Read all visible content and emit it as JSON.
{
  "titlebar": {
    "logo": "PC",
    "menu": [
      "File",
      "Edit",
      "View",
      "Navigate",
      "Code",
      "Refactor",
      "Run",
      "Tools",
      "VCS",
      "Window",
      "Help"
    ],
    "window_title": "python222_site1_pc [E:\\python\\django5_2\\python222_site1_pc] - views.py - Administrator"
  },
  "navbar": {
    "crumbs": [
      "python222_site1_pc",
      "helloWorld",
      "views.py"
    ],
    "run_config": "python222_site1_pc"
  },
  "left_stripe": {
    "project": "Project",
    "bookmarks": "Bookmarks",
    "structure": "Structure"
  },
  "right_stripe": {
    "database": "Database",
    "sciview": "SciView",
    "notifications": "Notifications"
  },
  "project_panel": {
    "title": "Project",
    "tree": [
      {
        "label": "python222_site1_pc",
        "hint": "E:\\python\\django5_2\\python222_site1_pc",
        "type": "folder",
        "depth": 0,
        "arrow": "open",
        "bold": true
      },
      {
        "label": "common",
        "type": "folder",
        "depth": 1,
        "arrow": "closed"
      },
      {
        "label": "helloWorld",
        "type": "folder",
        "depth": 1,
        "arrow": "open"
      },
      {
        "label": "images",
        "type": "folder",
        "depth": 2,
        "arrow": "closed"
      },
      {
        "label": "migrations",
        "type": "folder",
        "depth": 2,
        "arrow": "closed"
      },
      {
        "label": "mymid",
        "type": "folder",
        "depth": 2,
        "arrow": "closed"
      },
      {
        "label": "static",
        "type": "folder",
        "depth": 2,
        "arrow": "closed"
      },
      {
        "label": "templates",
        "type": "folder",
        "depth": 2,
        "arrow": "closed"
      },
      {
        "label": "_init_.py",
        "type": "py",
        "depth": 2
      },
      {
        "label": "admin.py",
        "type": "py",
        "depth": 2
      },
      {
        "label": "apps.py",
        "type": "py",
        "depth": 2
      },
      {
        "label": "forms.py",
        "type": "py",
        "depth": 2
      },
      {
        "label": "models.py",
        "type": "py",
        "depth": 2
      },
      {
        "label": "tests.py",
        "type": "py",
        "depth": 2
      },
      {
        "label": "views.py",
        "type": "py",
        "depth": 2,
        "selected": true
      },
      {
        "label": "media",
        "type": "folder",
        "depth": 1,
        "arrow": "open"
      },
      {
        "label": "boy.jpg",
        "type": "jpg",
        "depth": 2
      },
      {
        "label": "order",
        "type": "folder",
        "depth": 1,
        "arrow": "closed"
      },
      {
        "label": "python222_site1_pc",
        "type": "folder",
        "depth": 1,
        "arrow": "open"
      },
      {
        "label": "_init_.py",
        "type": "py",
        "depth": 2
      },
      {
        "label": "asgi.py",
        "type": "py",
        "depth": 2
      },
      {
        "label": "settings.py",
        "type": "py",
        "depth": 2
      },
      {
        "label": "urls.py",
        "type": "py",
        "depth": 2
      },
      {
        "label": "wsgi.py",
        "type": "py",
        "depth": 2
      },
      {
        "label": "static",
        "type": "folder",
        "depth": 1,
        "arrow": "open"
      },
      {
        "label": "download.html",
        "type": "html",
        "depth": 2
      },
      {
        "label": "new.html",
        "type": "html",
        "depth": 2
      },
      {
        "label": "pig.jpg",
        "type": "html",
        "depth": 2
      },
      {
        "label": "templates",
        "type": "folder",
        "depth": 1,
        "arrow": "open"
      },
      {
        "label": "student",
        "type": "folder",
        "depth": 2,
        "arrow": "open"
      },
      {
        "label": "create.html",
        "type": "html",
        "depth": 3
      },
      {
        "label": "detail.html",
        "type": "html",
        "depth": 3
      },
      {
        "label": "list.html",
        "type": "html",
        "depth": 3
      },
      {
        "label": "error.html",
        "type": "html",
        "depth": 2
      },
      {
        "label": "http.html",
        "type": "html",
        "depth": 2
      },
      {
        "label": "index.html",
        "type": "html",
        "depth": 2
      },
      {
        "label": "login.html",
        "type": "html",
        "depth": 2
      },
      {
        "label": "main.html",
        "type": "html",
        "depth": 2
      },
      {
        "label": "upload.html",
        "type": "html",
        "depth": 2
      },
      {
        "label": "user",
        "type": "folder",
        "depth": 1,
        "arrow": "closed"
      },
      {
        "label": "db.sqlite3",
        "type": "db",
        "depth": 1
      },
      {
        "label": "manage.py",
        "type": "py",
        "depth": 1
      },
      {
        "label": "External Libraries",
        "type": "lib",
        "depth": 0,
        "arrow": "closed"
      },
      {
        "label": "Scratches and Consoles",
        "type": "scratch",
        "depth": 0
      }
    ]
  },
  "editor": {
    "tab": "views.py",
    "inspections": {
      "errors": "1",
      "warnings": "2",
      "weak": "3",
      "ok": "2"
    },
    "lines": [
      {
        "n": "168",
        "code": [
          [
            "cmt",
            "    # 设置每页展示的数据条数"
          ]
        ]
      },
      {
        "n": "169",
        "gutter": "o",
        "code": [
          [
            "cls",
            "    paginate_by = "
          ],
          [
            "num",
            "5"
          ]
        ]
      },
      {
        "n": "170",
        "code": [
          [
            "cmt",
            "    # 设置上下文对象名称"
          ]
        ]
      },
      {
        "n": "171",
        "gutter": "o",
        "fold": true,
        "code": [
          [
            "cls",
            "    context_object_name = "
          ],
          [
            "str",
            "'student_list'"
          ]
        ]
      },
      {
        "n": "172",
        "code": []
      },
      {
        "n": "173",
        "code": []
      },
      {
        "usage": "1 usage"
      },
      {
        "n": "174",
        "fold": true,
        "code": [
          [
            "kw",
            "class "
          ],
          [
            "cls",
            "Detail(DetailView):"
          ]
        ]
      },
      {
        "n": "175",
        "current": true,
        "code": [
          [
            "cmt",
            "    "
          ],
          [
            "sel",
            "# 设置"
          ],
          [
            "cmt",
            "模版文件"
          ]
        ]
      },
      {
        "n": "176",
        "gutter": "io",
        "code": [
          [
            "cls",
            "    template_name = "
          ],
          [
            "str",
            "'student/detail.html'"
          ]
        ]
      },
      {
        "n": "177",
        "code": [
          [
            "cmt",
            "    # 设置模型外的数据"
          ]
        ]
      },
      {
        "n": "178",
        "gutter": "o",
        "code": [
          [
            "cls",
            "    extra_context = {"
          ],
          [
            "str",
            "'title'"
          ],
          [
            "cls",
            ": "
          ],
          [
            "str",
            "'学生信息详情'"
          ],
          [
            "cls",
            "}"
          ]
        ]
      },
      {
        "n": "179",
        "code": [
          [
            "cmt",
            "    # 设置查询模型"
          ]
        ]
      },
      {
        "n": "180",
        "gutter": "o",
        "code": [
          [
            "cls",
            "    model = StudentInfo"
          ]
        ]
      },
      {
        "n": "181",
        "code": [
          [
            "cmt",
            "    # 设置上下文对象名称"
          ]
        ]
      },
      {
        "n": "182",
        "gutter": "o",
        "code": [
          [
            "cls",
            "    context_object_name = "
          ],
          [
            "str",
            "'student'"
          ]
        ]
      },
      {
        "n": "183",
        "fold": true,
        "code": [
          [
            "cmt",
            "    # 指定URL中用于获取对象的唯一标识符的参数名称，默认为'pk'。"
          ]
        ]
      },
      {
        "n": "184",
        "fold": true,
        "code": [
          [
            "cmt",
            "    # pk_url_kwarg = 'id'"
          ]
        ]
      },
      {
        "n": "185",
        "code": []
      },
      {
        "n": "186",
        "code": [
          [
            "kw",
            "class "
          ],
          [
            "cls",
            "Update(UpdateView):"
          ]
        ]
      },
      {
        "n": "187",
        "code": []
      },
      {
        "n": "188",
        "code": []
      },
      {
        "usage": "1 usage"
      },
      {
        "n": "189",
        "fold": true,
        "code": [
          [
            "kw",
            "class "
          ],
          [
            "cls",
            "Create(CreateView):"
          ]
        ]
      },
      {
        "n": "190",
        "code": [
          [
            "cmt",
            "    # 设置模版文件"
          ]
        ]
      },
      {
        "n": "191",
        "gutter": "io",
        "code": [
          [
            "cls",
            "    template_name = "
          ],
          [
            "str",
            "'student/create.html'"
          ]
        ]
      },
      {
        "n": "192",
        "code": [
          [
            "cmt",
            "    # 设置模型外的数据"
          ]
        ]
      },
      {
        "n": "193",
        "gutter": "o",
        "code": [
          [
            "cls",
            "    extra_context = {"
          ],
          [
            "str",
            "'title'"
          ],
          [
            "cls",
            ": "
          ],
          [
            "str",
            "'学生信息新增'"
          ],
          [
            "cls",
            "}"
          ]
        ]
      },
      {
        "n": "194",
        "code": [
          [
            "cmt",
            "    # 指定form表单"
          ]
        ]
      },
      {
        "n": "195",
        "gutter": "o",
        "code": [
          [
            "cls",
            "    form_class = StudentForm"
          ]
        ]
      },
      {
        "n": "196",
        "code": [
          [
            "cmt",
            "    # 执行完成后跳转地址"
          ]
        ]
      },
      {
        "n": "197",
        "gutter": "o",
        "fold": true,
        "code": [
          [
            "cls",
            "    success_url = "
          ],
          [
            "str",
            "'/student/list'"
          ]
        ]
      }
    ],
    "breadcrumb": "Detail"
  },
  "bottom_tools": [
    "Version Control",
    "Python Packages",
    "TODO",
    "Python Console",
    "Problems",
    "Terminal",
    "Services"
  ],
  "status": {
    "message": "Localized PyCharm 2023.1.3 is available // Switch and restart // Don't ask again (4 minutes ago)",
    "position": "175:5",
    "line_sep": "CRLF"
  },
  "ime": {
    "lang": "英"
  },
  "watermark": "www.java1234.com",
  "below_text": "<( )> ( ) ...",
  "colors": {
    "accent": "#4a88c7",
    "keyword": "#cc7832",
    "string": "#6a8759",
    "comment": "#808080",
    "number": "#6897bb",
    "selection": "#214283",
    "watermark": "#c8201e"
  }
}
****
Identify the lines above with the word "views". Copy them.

### COMPLETED TASK
    "window_title": "python222_site1_pc [E:\\python\\django5_2\\python222_site1_pc] - views.py - Administrator"
      "views.py"
        "label": "views.py",
    "tab": "views.py",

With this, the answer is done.